A witness to the shooting of congresswoman Gabrielle Giffords described the acts of the two men who tackled the shooter as "heroic."
Alex Villec, a 19-year-old volunteer, organized the line of constituents when the shooter approached the line outside Safeway. Villec said he didn't see two men tackle the gunman, though he spoke with one of the men afterward. That tackler, he said, was next in line to greet Giffords.
"It's heroic," Villec said. "I'm at a loss for words to describe the courage it takes to do a thing like that."
Earlier, the shooter asked, "Can I talk to the congresswoman?" or something to that effect, Villec said. Villec said he told him to stand at the back of a line to wait for about 20 minutes.

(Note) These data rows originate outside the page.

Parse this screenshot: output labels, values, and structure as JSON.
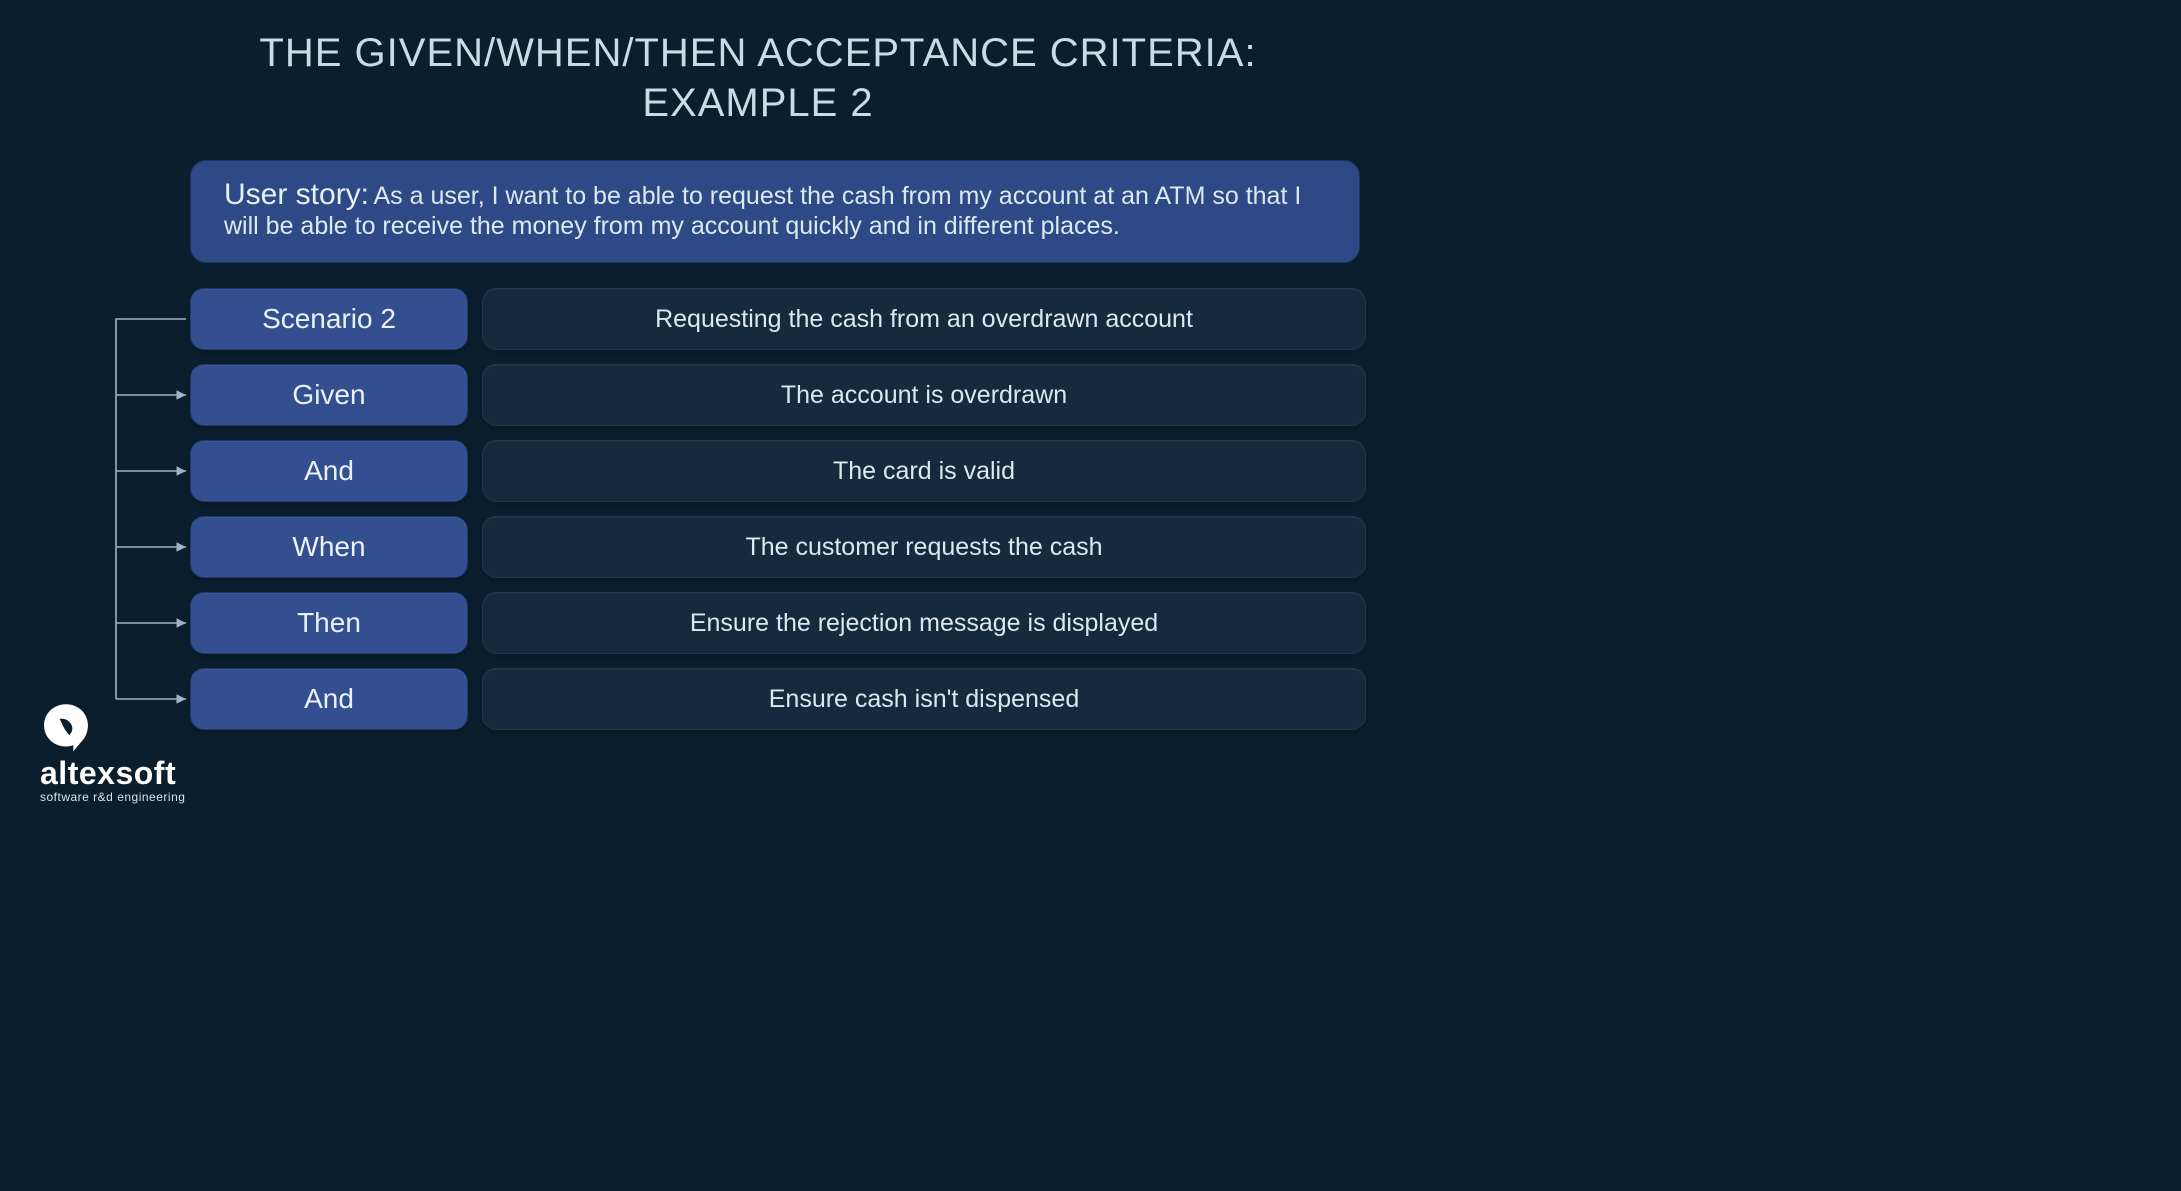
{
  "title_line1": "THE GIVEN/WHEN/THEN ACCEPTANCE CRITERIA:",
  "title_line2": "EXAMPLE 2",
  "user_story": {
    "label": "User story:",
    "text": "As a user, I want to be able to request the cash from my account at an ATM so that I will be able to receive the money from my account quickly and in different places."
  },
  "rows": [
    {
      "keyword": "Scenario 2",
      "description": "Requesting the cash from an overdrawn account"
    },
    {
      "keyword": "Given",
      "description": "The account is overdrawn"
    },
    {
      "keyword": "And",
      "description": "The card is valid"
    },
    {
      "keyword": "When",
      "description": "The customer requests the cash"
    },
    {
      "keyword": "Then",
      "description": "Ensure the rejection message is displayed"
    },
    {
      "keyword": "And",
      "description": "Ensure cash isn't dispensed"
    }
  ],
  "branding": {
    "name": "altexsoft",
    "tagline": "software r&d engineering"
  },
  "colors": {
    "background": "#0b1e2d",
    "keyword_pill": "#344f8f",
    "user_story_bg": "#2d4a87",
    "desc_pill": "#152a3c",
    "text": "#d8e6ef"
  }
}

A few minutes later, the man left the back of the line and walked toward Giffords amid a group of 20 to 25 constituents, employees and volunteers.
"He was intent," Villec said. "He was intent when he came back - a pretty stone-cold glance and glare. … I didn't see his gun, but it was clear who he was going for. He was going for the congresswoman.
"A few staff members were caught in the crossfire. … His goal was the congresswoman."
The shooter walked past Villec, past tables and toward Giffords. Villec said he saw the shooter raise his hand and heard gunshots before ducking behind a pillar and later running across the Safeway parking lot to a bank for safety.
"It was bedlam," he said. "People were getting down on the ground. They were screaming. I just did what I could to keep myself protected."
The weapon "sounded like a handgun." He said he didn't hear the shooter speak while firing. Villec said he heard someone cry, "Get down."
Villec, who was still shocked about his close call, knew the gravity of what occurred early Saturday.
"It's clear that this is a contentious district. Passions run deep on these issues, so much so that somebody would be compelled to do something like this," he said. "However, the kind of bickering that happens on a day-to-day basis never reaches physical violence.
"This is unprecedented - and it's going to send shock waves throughout the country."
Villec worked on Giffords' 2008 campaign and interned twice in the past year for her, both in Tucson and in Washington, D.C. The Catalina Foothills High School graduate volunteered Saturday in part to see old friends. He was set to return to Georgetown University today.